"Zimbabwe's economic output has decreased dramatically since 1998. Official inflation rose above 200,000,000% in 2008, and although the economy has stabilized, unemployment remains estimated at more than 90%. The adult HIV prevalence rate of 15.3% has contributed to a sharp drop in life expectancy, and a nationwide cholera outbreak from late 2008 through early 2009 resulted in almost 100,000 infections and over 4,000 deaths. The number of Zimbabweans expected to require food aid in 2010 is estimated at 1.9 million. Deteriorating economic and humanitarian conditions in recent years have led many to emigrate [sic] to neighboring countries, creating a substantial burden on the region. The country appears to be making a gradual shift from humanitarian crisis toward recovery, but much of the population remains highly vulnerable.

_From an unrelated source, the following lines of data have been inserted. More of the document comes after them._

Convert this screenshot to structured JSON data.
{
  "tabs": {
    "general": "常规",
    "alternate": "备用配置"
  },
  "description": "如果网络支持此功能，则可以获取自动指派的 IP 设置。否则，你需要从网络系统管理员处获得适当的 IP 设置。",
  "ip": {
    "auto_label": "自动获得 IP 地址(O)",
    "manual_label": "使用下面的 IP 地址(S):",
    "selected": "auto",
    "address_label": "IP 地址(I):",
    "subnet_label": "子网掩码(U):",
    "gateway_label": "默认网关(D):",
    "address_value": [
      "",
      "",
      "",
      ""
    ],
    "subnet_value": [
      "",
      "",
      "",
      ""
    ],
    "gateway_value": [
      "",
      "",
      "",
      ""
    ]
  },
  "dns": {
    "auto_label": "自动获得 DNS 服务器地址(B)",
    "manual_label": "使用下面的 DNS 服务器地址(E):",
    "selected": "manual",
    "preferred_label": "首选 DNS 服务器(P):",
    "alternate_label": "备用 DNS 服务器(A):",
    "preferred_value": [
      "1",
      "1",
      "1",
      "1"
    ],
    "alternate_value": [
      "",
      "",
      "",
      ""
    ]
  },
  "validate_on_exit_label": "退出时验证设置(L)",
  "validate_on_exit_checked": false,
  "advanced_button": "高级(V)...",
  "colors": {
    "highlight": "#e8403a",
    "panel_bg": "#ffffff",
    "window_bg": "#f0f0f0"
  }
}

Robert Mugabe has enjoyed considerable popularity in Africa as a former liberation leader, but some African leaders have viewed his policies as damaging to the continent and urged democratic reforms. Following controversial elections in 2000 and citing abuses of human rights and the rule of law, the United States and some other former allies of the government became vocal critics. The United States has enforced targeted sanctions against top Zimbabwe officials and associates since 2002. This report provides background on events leading up to and surrounding the country's most recent elections, in March and June 2008."
CRS Report for Congress, RL32723